§ **Saved data entries**
━━━━
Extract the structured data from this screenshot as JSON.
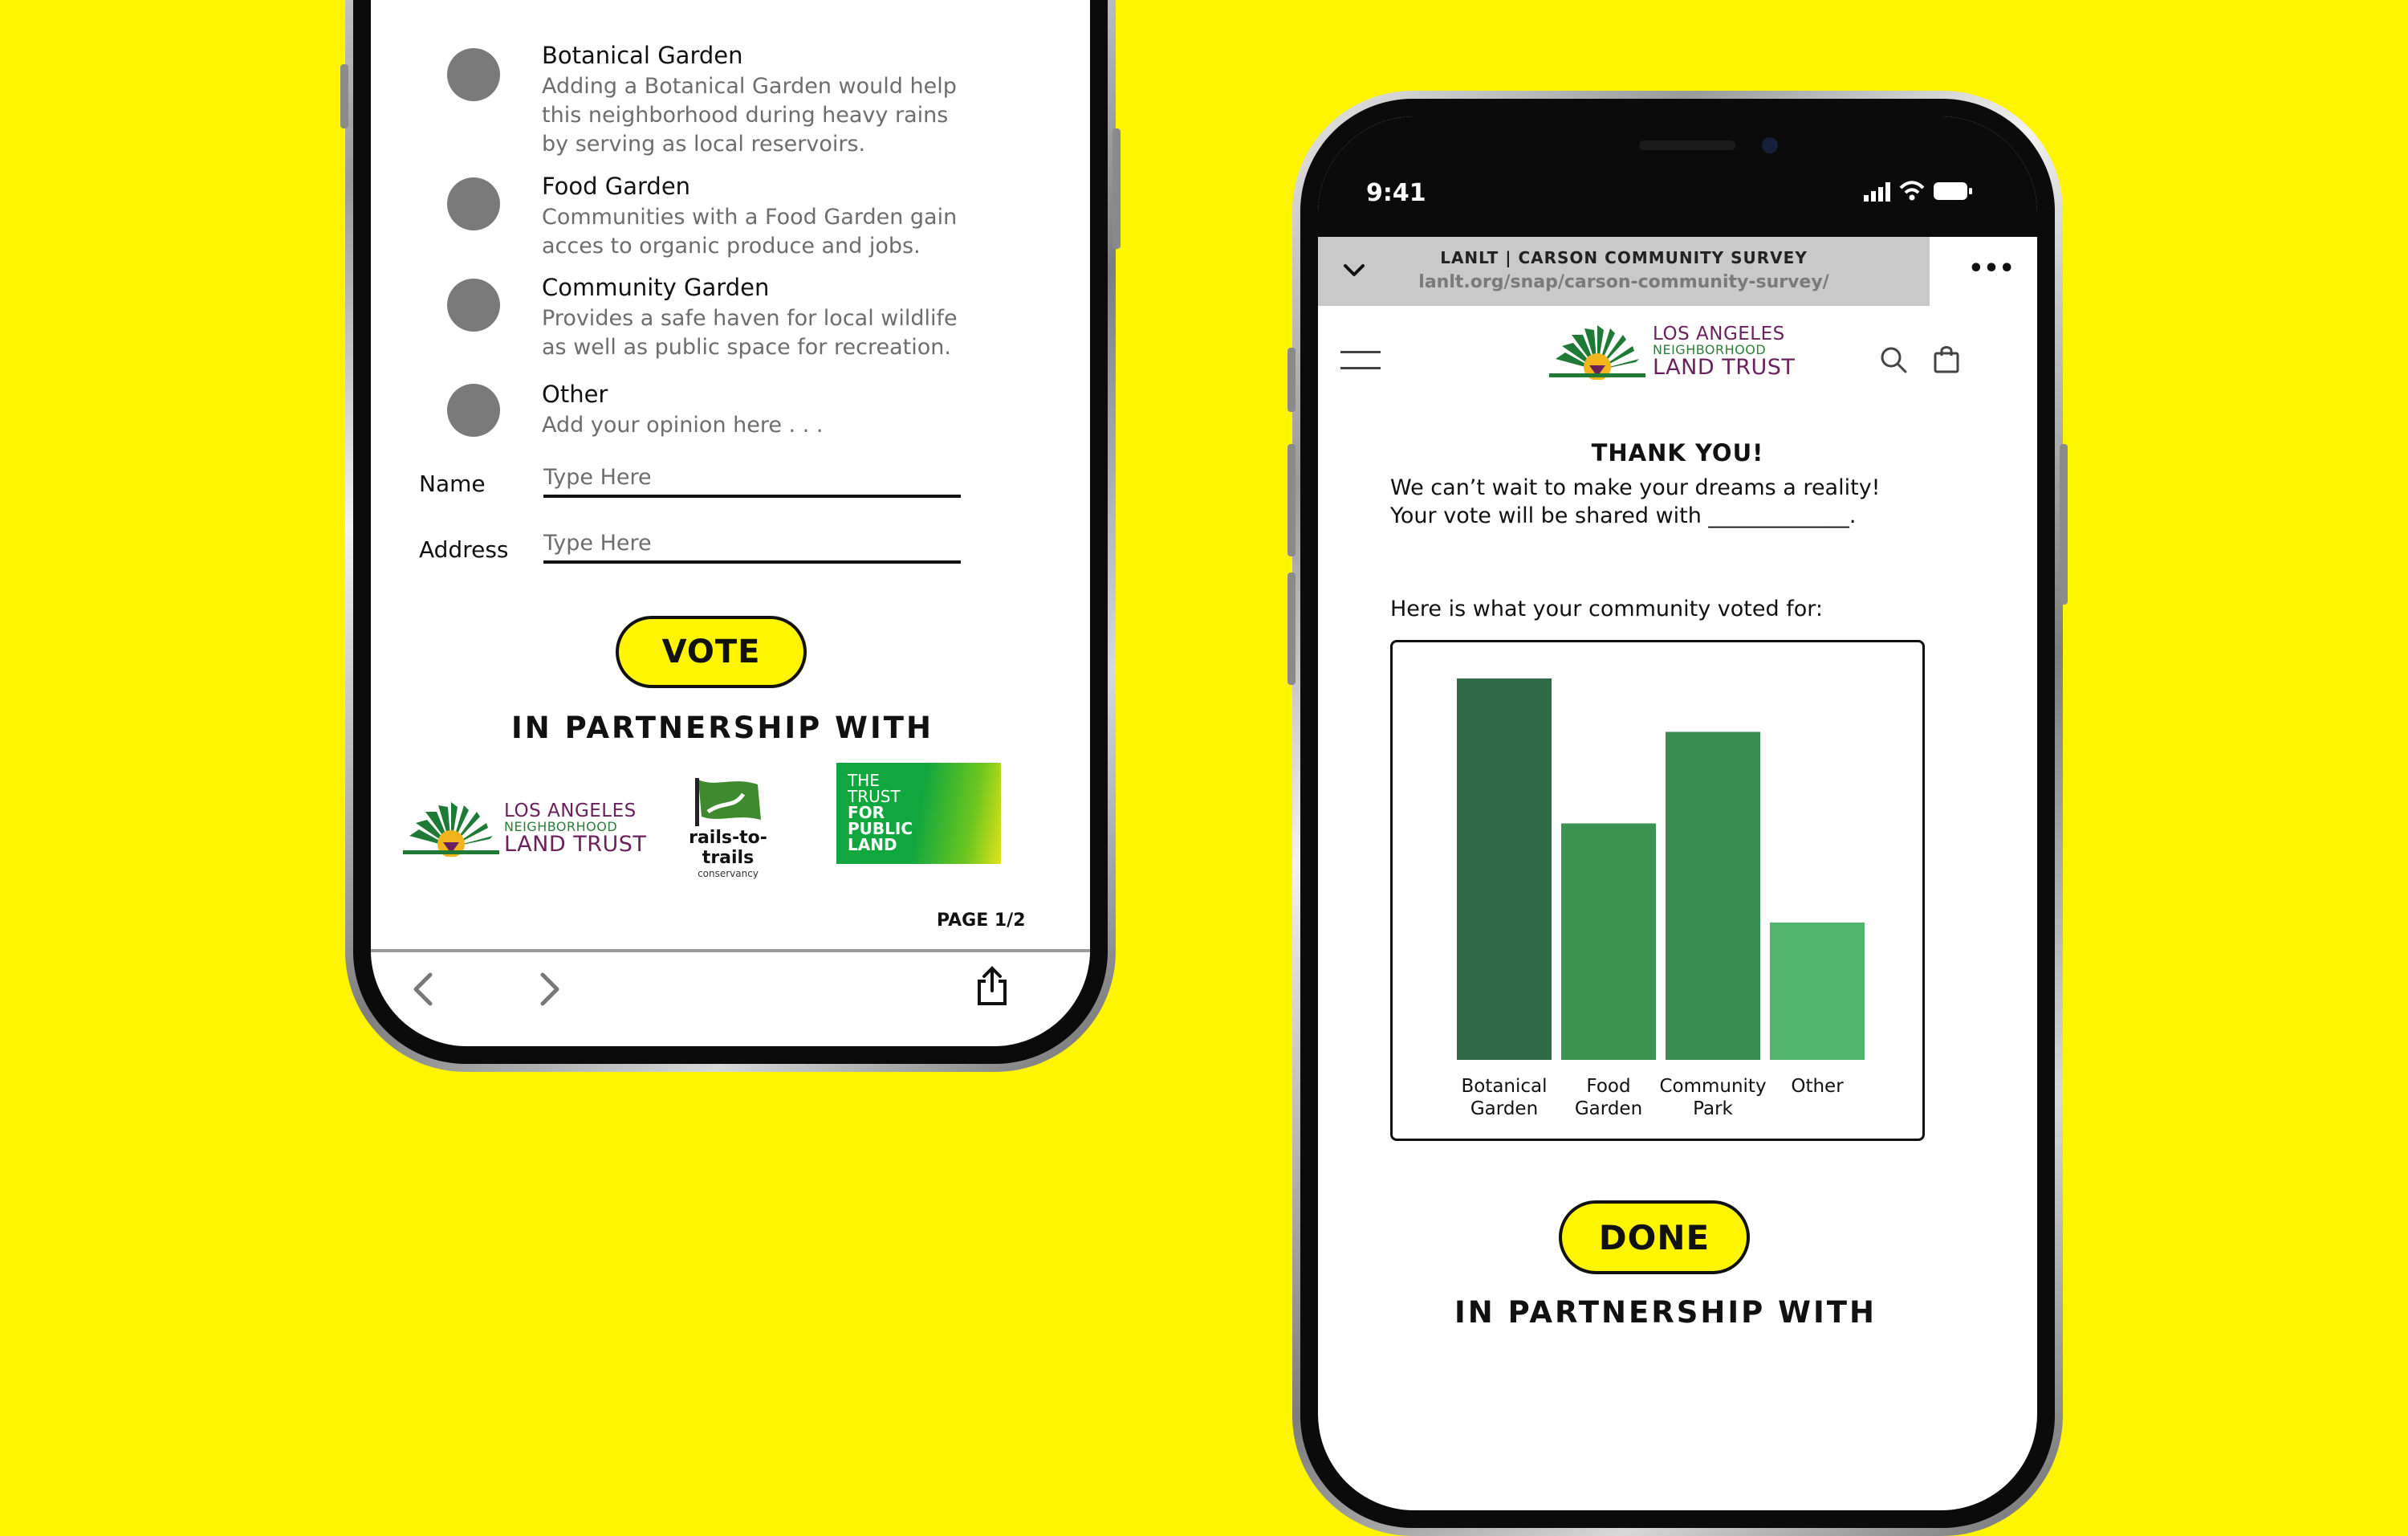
{
  "colors": {
    "background": "#FFF500",
    "button": "#FFF500",
    "radio": "#7a7a7a",
    "lanlt_purple": "#6b1f5c",
    "lanlt_green": "#2f7d3a"
  },
  "left_screen": {
    "options": [
      {
        "title": "Botanical Garden",
        "desc": [
          "Adding a Botanical Garden would help",
          "this neighborhood during heavy rains",
          "by serving as local reservoirs."
        ]
      },
      {
        "title": "Food Garden",
        "desc": [
          "Communities with a Food Garden gain",
          "acces to organic produce and jobs."
        ]
      },
      {
        "title": "Community Garden",
        "desc": [
          "Provides a safe haven for local wildlife",
          "as well as public space for recreation."
        ]
      },
      {
        "title": "Other",
        "desc": [
          "Add your opinion here . . ."
        ]
      }
    ],
    "form": {
      "name_label": "Name",
      "name_placeholder": "Type Here",
      "address_label": "Address",
      "address_placeholder": "Type Here"
    },
    "vote_button": "VOTE",
    "partner_heading": "IN PARTNERSHIP WITH",
    "partners": {
      "lanlt": {
        "line1": "LOS ANGELES",
        "line2": "NEIGHBORHOOD",
        "line3": "LAND TRUST"
      },
      "rails": {
        "name": "rails-to-trails",
        "sub": "conservancy"
      },
      "tpl": {
        "line1": "THE",
        "line2": "TRUST",
        "line3": "FOR",
        "line4": "PUBLIC",
        "line5": "LAND"
      }
    },
    "page_indicator": "PAGE 1/2",
    "toolbar_icons": [
      "chevron-left-icon",
      "chevron-right-icon",
      "share-icon"
    ]
  },
  "right_screen": {
    "status": {
      "time": "9:41"
    },
    "url_bar": {
      "title": "LANLT | CARSON COMMUNITY SURVEY",
      "url": "lanlt.org/snap/carson-community-survey/",
      "more": "•••"
    },
    "header": {
      "logo_line1": "LOS ANGELES",
      "logo_line2": "NEIGHBORHOOD",
      "logo_line3": "LAND TRUST"
    },
    "thank_title": "THANK YOU!",
    "thank_line1": "We can’t wait to make your dreams a reality!",
    "thank_line2": "Your vote will be shared with _____________.",
    "chart_intro": "Here is what your community voted for:",
    "done_button": "DONE",
    "partner_heading": "IN PARTNERSHIP WITH"
  },
  "chart_data": {
    "type": "bar",
    "categories": [
      "Botanical\nGarden",
      "Food\nGarden",
      "Community\nPark",
      "Other"
    ],
    "values": [
      100,
      62,
      86,
      36
    ],
    "colors": [
      "#2E6B46",
      "#3A9553",
      "#3A8A51",
      "#53B470"
    ],
    "title": "",
    "xlabel": "",
    "ylabel": "",
    "ylim": [
      0,
      100
    ],
    "grid": false
  }
}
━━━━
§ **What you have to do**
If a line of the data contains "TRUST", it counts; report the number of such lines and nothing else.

§ **Your response**
3